The narrator did a fabulous job of giving Mr. Stephens and all the other characters unique voices. He also had a way of making sure the humor of the novel, which is subtle with subtext, came across exactly as the author undoubtedly intended it to. I thoroughly enjoyed his reading.
What other book might you compare The Remains of the Day to and why?
I don't think I could compare this book with any other. It's quite unique.
Which scene was your favorite?
I can't say I have a favorite scene. The book is complex and tightly interwoven. But I loved Mr. Stephens and felt for him, even as he tried to keep his emotions bottled up.
Did you have an extreme reaction to this book? Did it make you laugh or cry?
It made me laugh and this was surprising.
21 of 21 people found this review helpful
By Adam Shields on 04-26-14
Butler reflects back on his years of service
Remains of the Day ended up in my reading list after being nominated for a 2013 Audie Award.
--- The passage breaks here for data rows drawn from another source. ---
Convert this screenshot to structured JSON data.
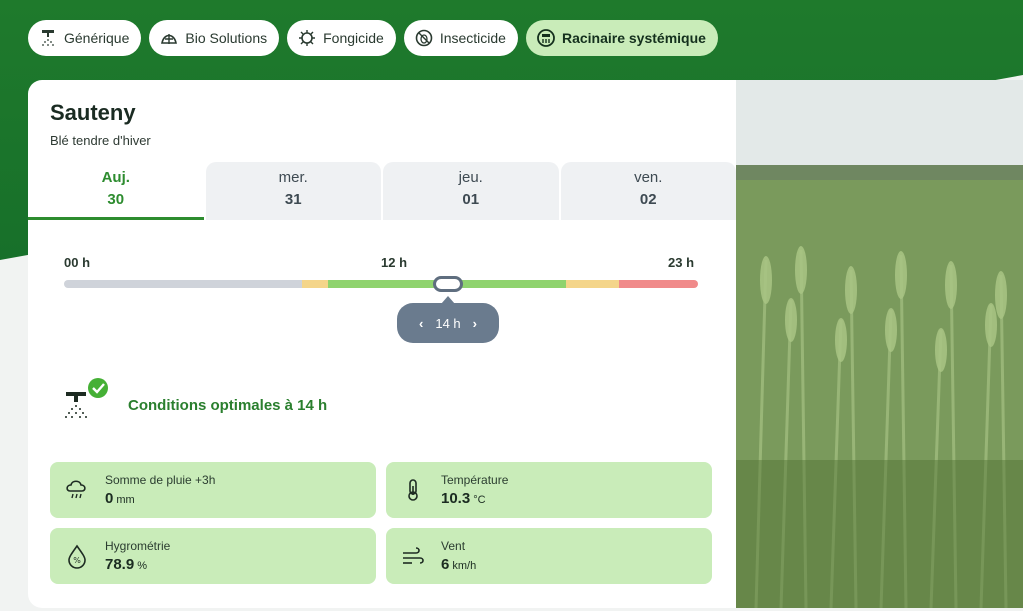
{
  "categories": [
    {
      "label": "Générique",
      "icon": "sprayer-icon",
      "active": false
    },
    {
      "label": "Bio Solutions",
      "icon": "bio-icon",
      "active": false
    },
    {
      "label": "Fongicide",
      "icon": "fungus-icon",
      "active": false
    },
    {
      "label": "Insecticide",
      "icon": "bug-icon",
      "active": false
    },
    {
      "label": "Racinaire systémique",
      "icon": "root-icon",
      "active": true
    }
  ],
  "location": {
    "name": "Sauteny",
    "crop": "Blé tendre d'hiver"
  },
  "days": [
    {
      "name": "Auj.",
      "num": "30",
      "active": true
    },
    {
      "name": "mer.",
      "num": "31",
      "active": false
    },
    {
      "name": "jeu.",
      "num": "01",
      "active": false
    },
    {
      "name": "ven.",
      "num": "02",
      "active": false
    }
  ],
  "timeline": {
    "start_label": "00 h",
    "mid_label": "12 h",
    "end_label": "23 h",
    "selected_hour": "14 h",
    "selected_hour_value": 14,
    "prev_arrow": "‹",
    "next_arrow": "›",
    "segments": [
      {
        "from": 0,
        "to": 9,
        "color": "#cfd3da"
      },
      {
        "from": 9,
        "to": 10,
        "color": "#f4d58a"
      },
      {
        "from": 10,
        "to": 19,
        "color": "#8fd36e"
      },
      {
        "from": 19,
        "to": 21,
        "color": "#f4d58a"
      },
      {
        "from": 21,
        "to": 24,
        "color": "#f08a8a"
      }
    ]
  },
  "condition": {
    "text": "Conditions optimales à 14 h",
    "color": "#2a7f2e"
  },
  "metrics": [
    {
      "label": "Somme de pluie +3h",
      "value": "0",
      "unit": "mm",
      "icon": "rain-icon"
    },
    {
      "label": "Température",
      "value": "10.3",
      "unit": "°C",
      "icon": "thermometer-icon"
    },
    {
      "label": "Hygrométrie",
      "value": "78.9",
      "unit": "%",
      "icon": "humidity-icon"
    },
    {
      "label": "Vent",
      "value": "6",
      "unit": "km/h",
      "icon": "wind-icon"
    }
  ],
  "colors": {
    "brand_green": "#1f7a2c",
    "chip_active": "#c9ecb9",
    "metric_bg": "#c9ecb9"
  }
}
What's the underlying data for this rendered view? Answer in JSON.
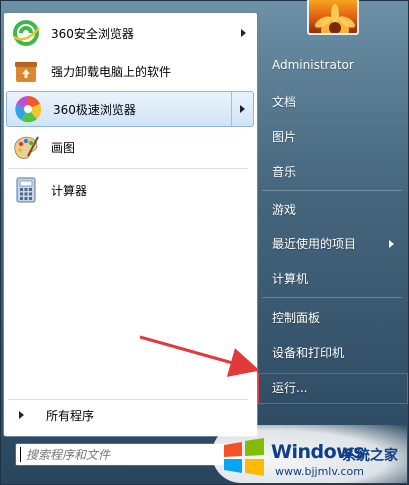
{
  "programs": [
    {
      "label": "360安全浏览器",
      "icon": "360-safe-browser-icon",
      "has_submenu": true
    },
    {
      "label": "强力卸载电脑上的软件",
      "icon": "uninstall-box-icon",
      "has_submenu": false
    },
    {
      "label": "360极速浏览器",
      "icon": "360-extreme-browser-icon",
      "has_submenu": true,
      "highlighted": true
    },
    {
      "label": "画图",
      "icon": "paint-palette-icon",
      "has_submenu": false
    },
    {
      "label": "计算器",
      "icon": "calculator-icon",
      "has_submenu": false
    }
  ],
  "all_programs": "所有程序",
  "search": {
    "placeholder": "搜索程序和文件"
  },
  "right_menu": {
    "user": "Administrator",
    "documents": "文档",
    "pictures": "图片",
    "music": "音乐",
    "games": "游戏",
    "recent": "最近使用的项目",
    "computer": "计算机",
    "control_panel": "控制面板",
    "devices": "设备和打印机",
    "run": "运行..."
  },
  "watermark": {
    "title": "Windows",
    "subtitle": "系统之家",
    "url": "www.bjjmlv.com"
  },
  "colors": {
    "highlight_border": "#8fb6dd",
    "annotation_red": "#e23a3a",
    "watermark_blue": "#0d3e86"
  }
}
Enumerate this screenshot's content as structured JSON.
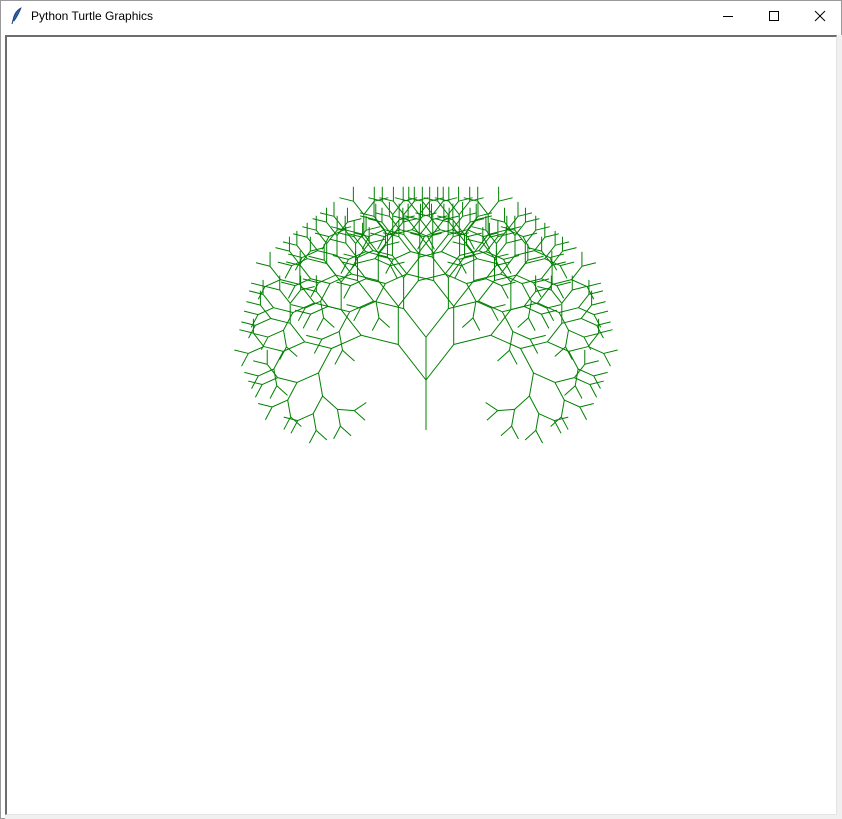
{
  "window": {
    "title": "Python Turtle Graphics",
    "controls": {
      "minimize": "minimize-icon",
      "maximize": "maximize-icon",
      "close": "close-icon"
    }
  },
  "canvas": {
    "background": "#ffffff",
    "pen_color": "#008000",
    "drawing": "fractal-tree",
    "tree": {
      "trunk_length": 50,
      "branch_length": 45,
      "scale": 0.85,
      "spread_degrees": 38,
      "depth": 8
    }
  }
}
I watched the movie years ago and knew the had won a Booker Award in 1989 when it came out. So after Audible had it on sale I started listening to it.
It is an excellent audiobook. Simon Prebble was a very good choice as narrator.
Mr Stevens has been at Darlington Hall for 35 years. Lord Darlington, his long time employer, passed away 3 years ago and the great house was purchased by an American business man. While the new owner is away, Mr Stevens decides to take a trip to see the former housekeeper.
His travels lead to long sections of reminiscence. The entire book is first person narration. Stevens alternates between occasionally realizing what is going on to being unable to really see what is going on around him. He maintains his ‘dignity’ even to the listener.
Much of the book is about Stevens trying to indirectly see whether the work of his life has had value. Stevens asserts that he has been great because he has served a great man. (Although many others believe that Lord Darlington was actually a fool that was played by Hitler to keep Britain out of the war for as long as possible.)
So I am struck by how different this book would be if Lord Darrington was a great man instead of someone that was out of his depth. Stevens believed that service was more important than his own happiness. And I think many readers that find this book tragic would commend him if he had served Winston Churchill or another Lord that ended up being truly great. So I wonder at the implicit idea that underlies the entire book.
On the other hand this is a great book to illustrate cognitive dissonance (the idea that we come to believe something different from reality in order to make ourselves feel better.) The best book I have read on that is Mistakes Were Made, but Not By Me.
I really did enjoy the book, it was performed excellently. And it really did challenge me to think about what we serve (or who we serve) and how thing outside our power can forever affect the way we perceive ourselves. In the end I think I come to a different conclusion then the book intended. But it is still well worth reading.
(originally published on my blog, Bookwi.se)
50 of 54 people found this review helpful